Then again, maybe there was outrage, and I just averted my eyes. Because I didn’t want to know the slightest thing about it, I have avoided all news about the book since I first heard about it.
Anyway, what do the Christians among you think about this book and the things it says? Do you just appreciate it as a good yarn and not get too wound up about the sacrilege? Were you outraged by it? Or what?
See Dubya? Can we hear from you? How about Brotherico?
P.S. And are widespread protests a phenomenon relating more to movies and not to books? Will we see them in May when the movie comes out?
UPDATE: This is an interesting article on the subject. It casts doubt on much of the basis of the novel.
[Posted by Xrlq]
Read more about it here (h/t: Uncly-Wuncly).
[A post by See Dubya]
Who do you think wrote these words?
Thou art so gentle, true and kind,
So loving, thou dear Saviour of sinners!
Appease my longing,
Let my soul and my thoughts rest in thy love
And remain forever with thee.

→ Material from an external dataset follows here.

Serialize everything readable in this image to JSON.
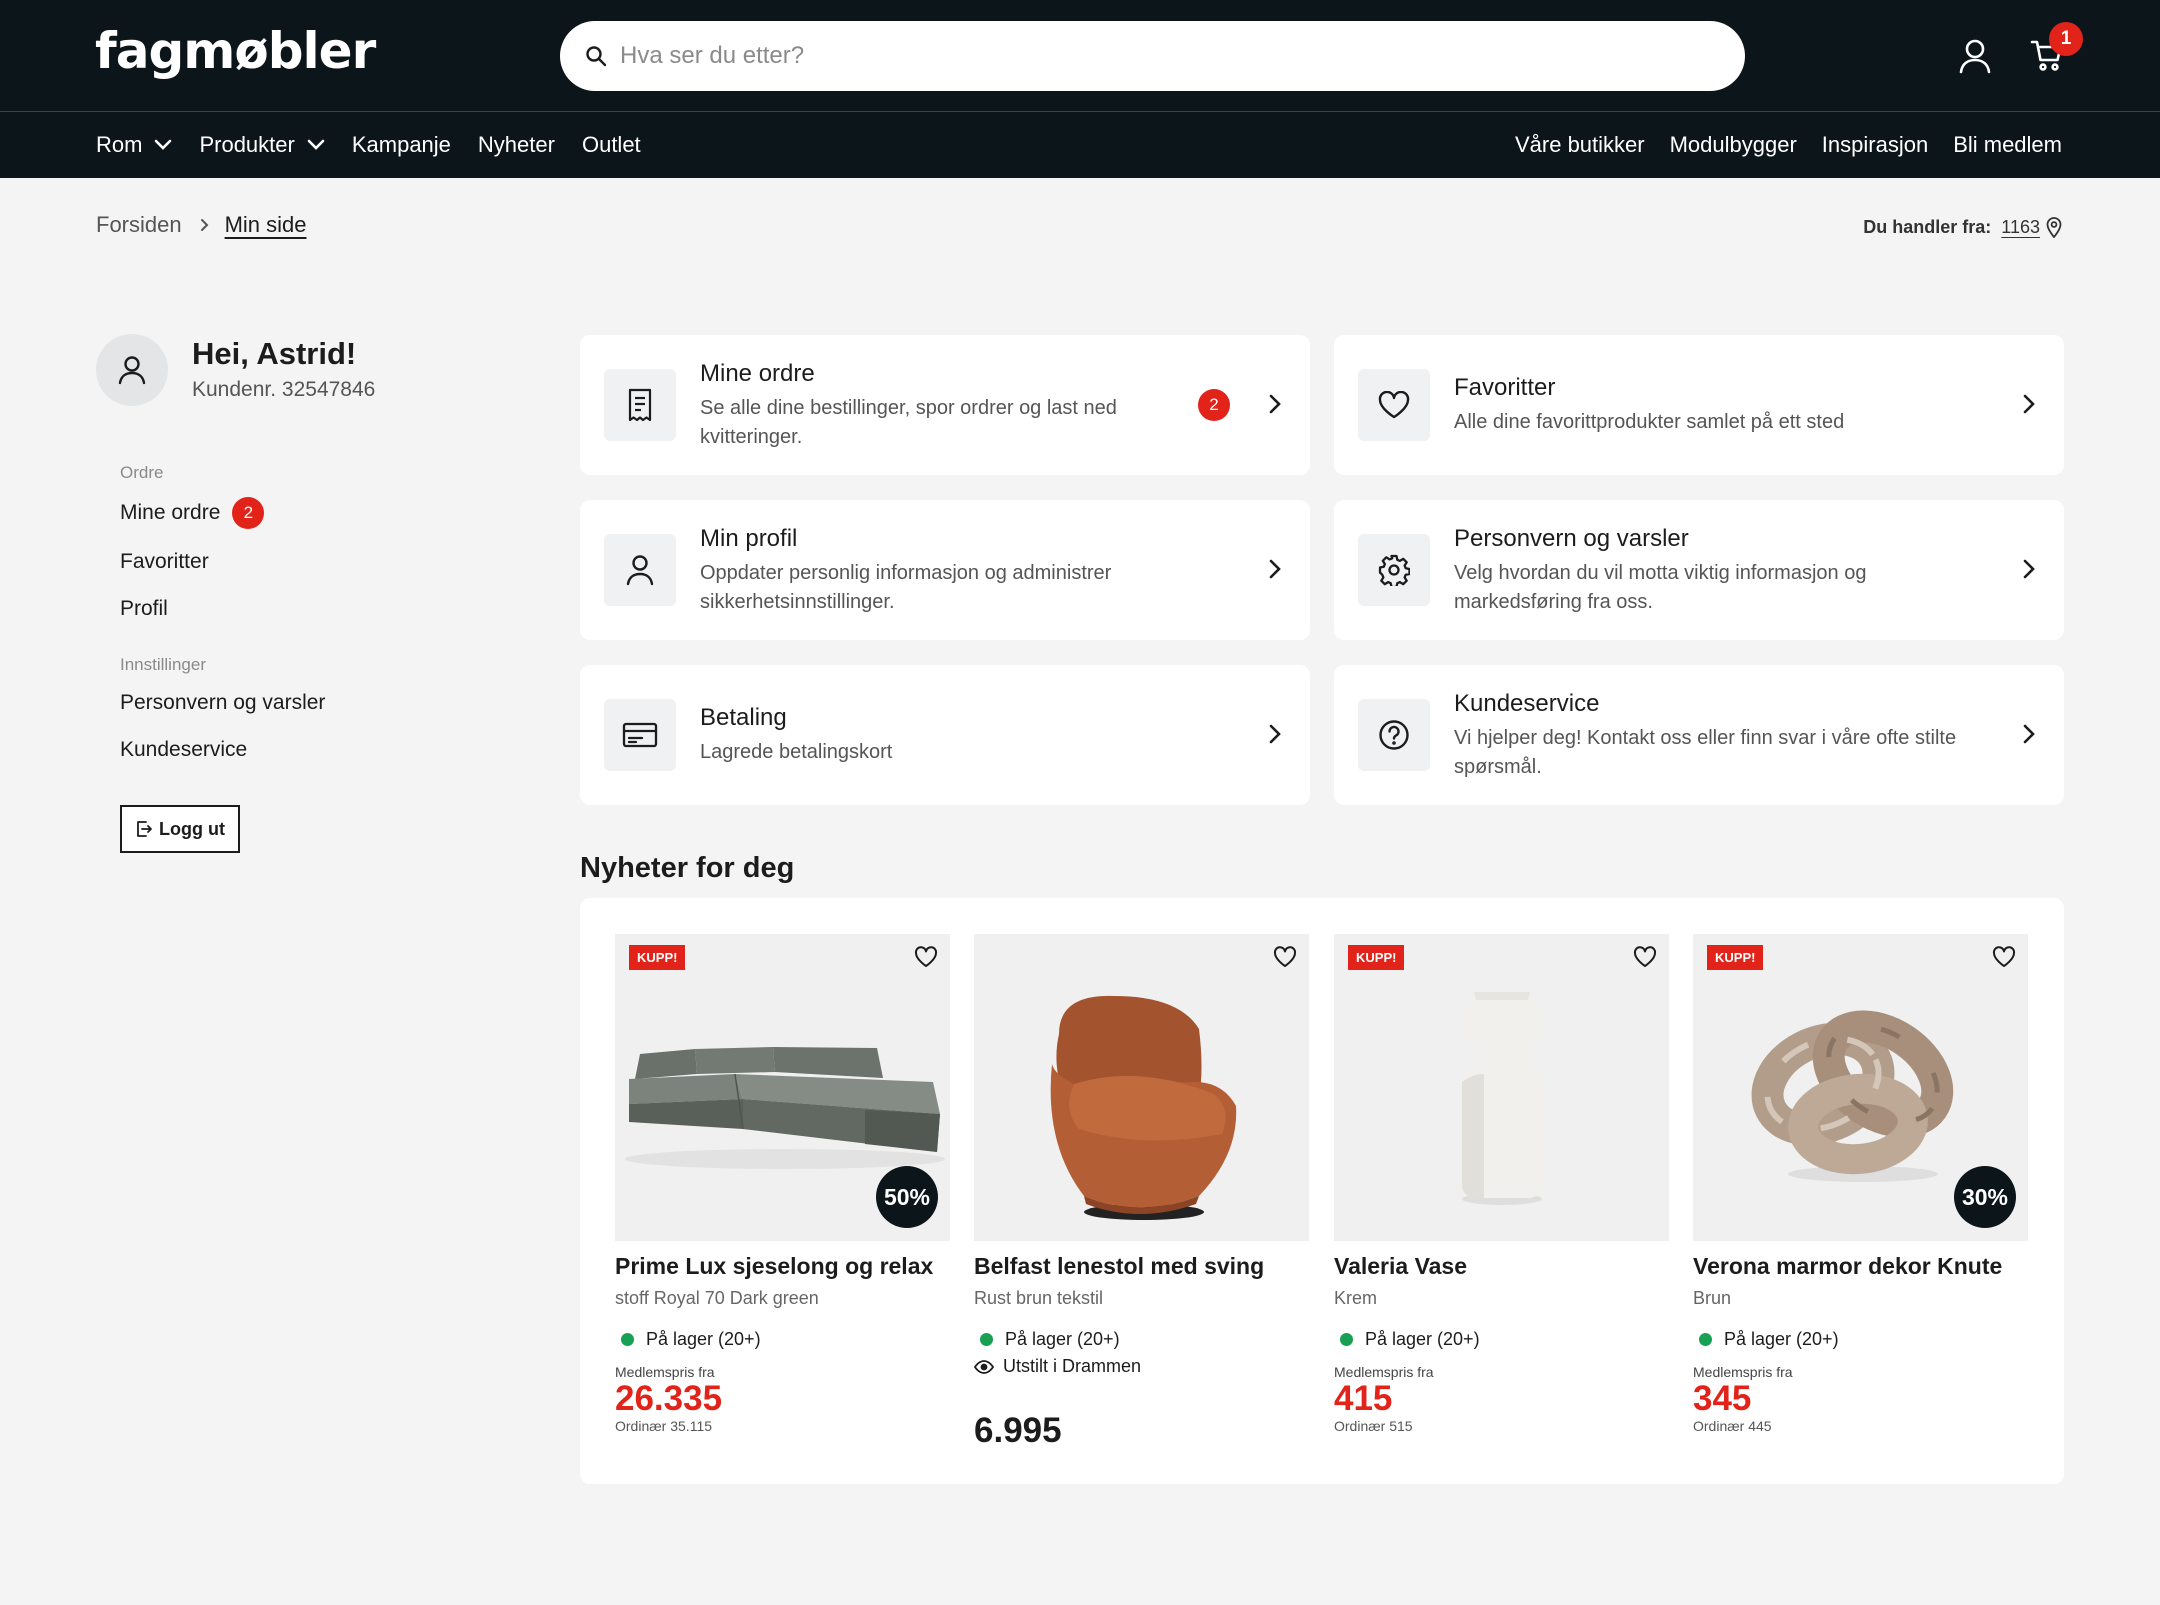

Hint: they were originally in German, and it’s not Bach, and it’s not Hitler. (more…)
[A poste by ye olde See-Dubyae]
[LANGUAGE ALERT: Grimrott says the s-word quite audibly when his knee blows out.]
It won’t have quite the same romance when you tell your kids why Daddy’s walking funny: no, son, it’s not an old war injury, nor an old football injury but an old LARP (Live Action Role Playing, i.e. Dungeons & Dragons play-acting) injury.
Oh, wait, tell your kids? That would imply physical contact with a woman at some point, involving something other than a foam-padded fauchard-fork. Never mind.
Technically, it’s not exactly LARPing, but a violent offshoot called “Belegarth“, named, of course, for the wise old sorcerer in David Eddings’ Belgariad.
UPDATE: Nope, wait, my multiply-layered fact checker tells me that’s not right and I just made that up and it’s actually “Belgarath”. One of them is, and the other is Belegarth. Whatever. There are many videos at that site of college students whomping each other with foam broadswords, set to heavy-metal music.